though sometimes controversial, are generally accepted by the public as appropriate provided certain practices are followed.

Given this situation, governments may want to consider either following the public library model or perhaps even housing their Internet resources under an existing public library organization. Following the public library model, public managers could loosen their self constraints regarding linking to outside resources. However, such loosening of restraints would need to be accompanied by the adoption of practices that are not yet common among government Internet units. Specifically, governments that linked to non-public-sector outside resources would need to ensure that these links were explicitly marked and labeled in ways that would provide the user with clear signals that they were leaving the government's Web site; and provide certain metadata about the outside resource (e.g. sponsored by a partisan political organization, provided by a commercial firm, or approved by a registered non-profit organization, etc.).

Who Should Control Personalization or Customization?

Personalization and customization in general refers to the ability of an Internet Web site or service to be shaped or re-shaped so as to better meet the individual needs or wants of a user.

As the terms are often used interchangeably, it is possible, and perhaps important, to make a distinction between instances where citizens, customers or clients make choices about what they will be exposed to and in cases where a government agency or service provider selects or prioritizes the information to be delivered to a user of its online information services. Some have suggested that the term "personalization" should refer to the former cases where personal choice is involved, and the term "customization" should be used to refer to agency efforts to make information or service features personally relevant to a citizen or consumer. As with most other aspects of digital technology, the choice between the two types of personalization need not be an either/or one. Rather, because these technologies are infinitely mutable, it is possible to fashion Internet services that embody some degree of both types of personalization (or in the more precise terminology, both personalization and customization).

The Appropriate Locus of Control Over Personalization

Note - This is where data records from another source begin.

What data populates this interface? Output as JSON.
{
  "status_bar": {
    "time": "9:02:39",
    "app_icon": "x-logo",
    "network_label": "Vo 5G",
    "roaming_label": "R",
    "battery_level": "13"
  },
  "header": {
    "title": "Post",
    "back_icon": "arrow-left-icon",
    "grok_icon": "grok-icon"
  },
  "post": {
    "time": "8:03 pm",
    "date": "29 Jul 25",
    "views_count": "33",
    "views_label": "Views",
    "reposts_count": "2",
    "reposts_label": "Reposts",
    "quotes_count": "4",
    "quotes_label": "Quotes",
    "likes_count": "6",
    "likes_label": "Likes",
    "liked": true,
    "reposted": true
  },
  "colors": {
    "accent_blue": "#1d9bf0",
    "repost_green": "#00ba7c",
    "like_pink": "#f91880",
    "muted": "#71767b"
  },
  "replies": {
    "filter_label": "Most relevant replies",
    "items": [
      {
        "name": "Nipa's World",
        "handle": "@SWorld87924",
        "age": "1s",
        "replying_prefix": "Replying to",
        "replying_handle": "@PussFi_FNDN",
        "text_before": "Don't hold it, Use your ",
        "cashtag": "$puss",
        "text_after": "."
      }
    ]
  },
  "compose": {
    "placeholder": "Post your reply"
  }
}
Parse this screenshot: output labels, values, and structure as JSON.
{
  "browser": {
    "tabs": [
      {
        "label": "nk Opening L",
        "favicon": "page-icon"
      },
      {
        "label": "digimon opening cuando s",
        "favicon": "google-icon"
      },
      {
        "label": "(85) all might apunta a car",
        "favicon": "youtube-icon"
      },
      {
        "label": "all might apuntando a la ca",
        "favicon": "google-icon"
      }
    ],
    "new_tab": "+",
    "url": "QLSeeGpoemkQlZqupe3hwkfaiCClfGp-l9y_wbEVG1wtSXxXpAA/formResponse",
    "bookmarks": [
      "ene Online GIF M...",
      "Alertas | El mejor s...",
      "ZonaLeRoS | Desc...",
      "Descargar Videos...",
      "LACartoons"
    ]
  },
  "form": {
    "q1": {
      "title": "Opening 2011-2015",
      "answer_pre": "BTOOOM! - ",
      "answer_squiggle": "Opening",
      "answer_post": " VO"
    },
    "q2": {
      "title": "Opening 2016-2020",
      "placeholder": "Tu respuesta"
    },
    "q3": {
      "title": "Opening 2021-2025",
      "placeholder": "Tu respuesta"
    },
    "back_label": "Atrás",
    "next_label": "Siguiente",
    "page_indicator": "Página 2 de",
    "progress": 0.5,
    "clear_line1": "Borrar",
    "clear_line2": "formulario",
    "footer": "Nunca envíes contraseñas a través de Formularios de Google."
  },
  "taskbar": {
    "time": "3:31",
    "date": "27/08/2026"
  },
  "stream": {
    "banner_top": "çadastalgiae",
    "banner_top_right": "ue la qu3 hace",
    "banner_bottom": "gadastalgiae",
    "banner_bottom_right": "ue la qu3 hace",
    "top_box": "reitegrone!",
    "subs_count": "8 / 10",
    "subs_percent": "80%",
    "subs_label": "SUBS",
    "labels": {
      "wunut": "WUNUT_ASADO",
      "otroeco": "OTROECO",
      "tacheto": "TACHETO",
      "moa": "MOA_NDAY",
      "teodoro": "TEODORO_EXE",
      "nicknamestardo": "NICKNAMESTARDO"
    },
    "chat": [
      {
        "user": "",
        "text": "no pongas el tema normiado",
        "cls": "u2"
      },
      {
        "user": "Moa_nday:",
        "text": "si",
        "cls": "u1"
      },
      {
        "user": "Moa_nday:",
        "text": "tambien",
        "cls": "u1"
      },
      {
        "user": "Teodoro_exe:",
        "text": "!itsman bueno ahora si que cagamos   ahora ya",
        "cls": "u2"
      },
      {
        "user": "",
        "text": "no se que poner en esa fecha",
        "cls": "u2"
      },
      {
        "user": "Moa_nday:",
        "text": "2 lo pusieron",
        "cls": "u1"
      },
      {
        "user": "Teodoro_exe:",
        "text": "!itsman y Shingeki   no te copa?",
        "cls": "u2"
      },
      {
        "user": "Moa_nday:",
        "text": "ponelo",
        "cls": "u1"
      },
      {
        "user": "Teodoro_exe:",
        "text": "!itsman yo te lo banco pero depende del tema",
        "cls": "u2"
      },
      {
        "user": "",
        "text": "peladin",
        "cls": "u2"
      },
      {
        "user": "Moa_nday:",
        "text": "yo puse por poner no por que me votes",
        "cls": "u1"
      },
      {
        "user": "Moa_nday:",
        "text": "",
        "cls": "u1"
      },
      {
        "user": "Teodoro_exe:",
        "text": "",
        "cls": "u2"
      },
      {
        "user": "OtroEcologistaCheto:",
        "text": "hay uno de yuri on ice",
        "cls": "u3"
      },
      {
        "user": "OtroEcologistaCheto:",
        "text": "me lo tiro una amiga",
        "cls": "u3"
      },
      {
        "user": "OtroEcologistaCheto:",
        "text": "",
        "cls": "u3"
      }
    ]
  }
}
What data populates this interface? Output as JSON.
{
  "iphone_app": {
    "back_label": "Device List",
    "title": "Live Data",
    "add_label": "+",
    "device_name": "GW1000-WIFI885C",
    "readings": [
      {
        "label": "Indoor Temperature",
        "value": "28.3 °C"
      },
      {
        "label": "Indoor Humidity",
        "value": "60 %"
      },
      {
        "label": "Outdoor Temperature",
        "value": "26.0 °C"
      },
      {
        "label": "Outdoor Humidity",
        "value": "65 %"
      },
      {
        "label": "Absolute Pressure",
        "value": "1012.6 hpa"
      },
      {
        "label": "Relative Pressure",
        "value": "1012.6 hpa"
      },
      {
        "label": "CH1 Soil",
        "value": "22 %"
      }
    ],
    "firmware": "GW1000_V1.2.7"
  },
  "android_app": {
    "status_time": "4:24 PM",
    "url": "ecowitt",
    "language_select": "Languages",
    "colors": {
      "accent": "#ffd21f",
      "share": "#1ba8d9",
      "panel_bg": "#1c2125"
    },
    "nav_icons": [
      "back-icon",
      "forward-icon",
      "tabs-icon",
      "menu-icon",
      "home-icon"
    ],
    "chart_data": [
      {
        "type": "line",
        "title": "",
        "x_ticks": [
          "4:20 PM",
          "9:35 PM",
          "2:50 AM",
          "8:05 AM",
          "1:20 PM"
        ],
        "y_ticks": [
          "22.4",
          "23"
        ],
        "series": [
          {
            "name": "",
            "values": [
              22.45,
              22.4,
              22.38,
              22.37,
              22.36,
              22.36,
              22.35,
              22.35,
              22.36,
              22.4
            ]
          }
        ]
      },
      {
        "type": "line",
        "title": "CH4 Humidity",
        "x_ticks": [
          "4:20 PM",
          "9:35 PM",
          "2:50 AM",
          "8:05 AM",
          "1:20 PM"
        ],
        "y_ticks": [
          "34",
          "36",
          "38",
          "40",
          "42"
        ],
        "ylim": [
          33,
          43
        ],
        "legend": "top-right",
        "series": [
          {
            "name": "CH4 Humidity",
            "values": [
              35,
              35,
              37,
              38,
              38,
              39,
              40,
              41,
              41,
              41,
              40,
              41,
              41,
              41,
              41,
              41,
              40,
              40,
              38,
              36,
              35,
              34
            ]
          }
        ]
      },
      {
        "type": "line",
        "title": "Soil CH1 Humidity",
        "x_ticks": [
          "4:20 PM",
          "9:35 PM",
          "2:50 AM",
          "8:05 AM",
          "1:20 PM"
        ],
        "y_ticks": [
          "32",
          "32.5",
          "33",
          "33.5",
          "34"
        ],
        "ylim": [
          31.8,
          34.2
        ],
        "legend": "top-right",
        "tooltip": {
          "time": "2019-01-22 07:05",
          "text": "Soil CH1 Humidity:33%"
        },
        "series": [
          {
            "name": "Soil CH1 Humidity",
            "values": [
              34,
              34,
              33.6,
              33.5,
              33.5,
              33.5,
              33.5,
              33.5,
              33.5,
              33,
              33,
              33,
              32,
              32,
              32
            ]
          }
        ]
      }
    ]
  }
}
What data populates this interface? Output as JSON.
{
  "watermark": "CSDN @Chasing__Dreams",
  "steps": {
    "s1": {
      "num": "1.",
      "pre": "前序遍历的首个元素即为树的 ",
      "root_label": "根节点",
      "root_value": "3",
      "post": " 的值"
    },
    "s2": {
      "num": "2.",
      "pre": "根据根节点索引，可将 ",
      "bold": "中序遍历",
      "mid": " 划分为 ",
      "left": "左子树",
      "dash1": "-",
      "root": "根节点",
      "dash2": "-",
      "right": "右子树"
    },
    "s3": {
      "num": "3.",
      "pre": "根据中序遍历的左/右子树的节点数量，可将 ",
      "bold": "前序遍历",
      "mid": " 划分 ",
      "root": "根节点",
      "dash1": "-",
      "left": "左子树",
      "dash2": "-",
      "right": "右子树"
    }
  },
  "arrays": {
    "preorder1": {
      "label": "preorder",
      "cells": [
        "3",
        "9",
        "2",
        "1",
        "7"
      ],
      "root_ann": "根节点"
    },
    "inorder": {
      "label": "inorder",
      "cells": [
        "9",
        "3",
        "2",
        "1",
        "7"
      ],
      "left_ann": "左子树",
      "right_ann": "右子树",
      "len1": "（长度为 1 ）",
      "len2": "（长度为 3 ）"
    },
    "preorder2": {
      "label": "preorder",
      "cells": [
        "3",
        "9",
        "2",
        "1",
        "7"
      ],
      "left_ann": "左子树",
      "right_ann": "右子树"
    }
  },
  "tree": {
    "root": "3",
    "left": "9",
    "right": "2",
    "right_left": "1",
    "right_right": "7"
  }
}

In a non-Internet world, the control over a personalized service tends to reside by default with the owners of the personalization technology. For example, one of the goals of the data-matching studies of social-service clients (i.e. studies that attempted to identify when two or more agencies were serving the same clients) was to enable the personalization of service delivery by government human service agencies. However, all of the data used for personalization and the personalization choices that were made in the social services areas where these studies were conducted were entirely under the control of the agencies themselves. In an Internet-based personalization system, governments may still own the server side of the system, but it becomes possible for citizens or clients (in both the programmatic and technical senses) to access and potentially control certain system parameters.

Allowing citizens to fully control the content of their personalized government Web portal (or one-stop government information and service delivery Web site) is an attractive option from the point of view of likely service satisfaction. Some cyberspace theorists (see: Shapiro, 1999; Lessig, 1999), however, have expressed concern about the potential for citizens making personalization choices that would severely limit their exposure to information that might challenge their current points of view or prejudices. The key policy issue in this regard is whether or to what extent governments should enable users of their Web sites to insulate themselves from issues, ideas, or data that might differ from or contrast with their current views of the world. Governments that accede to the public's wishes in this regard are likely to be more popular than governments that do not. Over the long term, however, governance may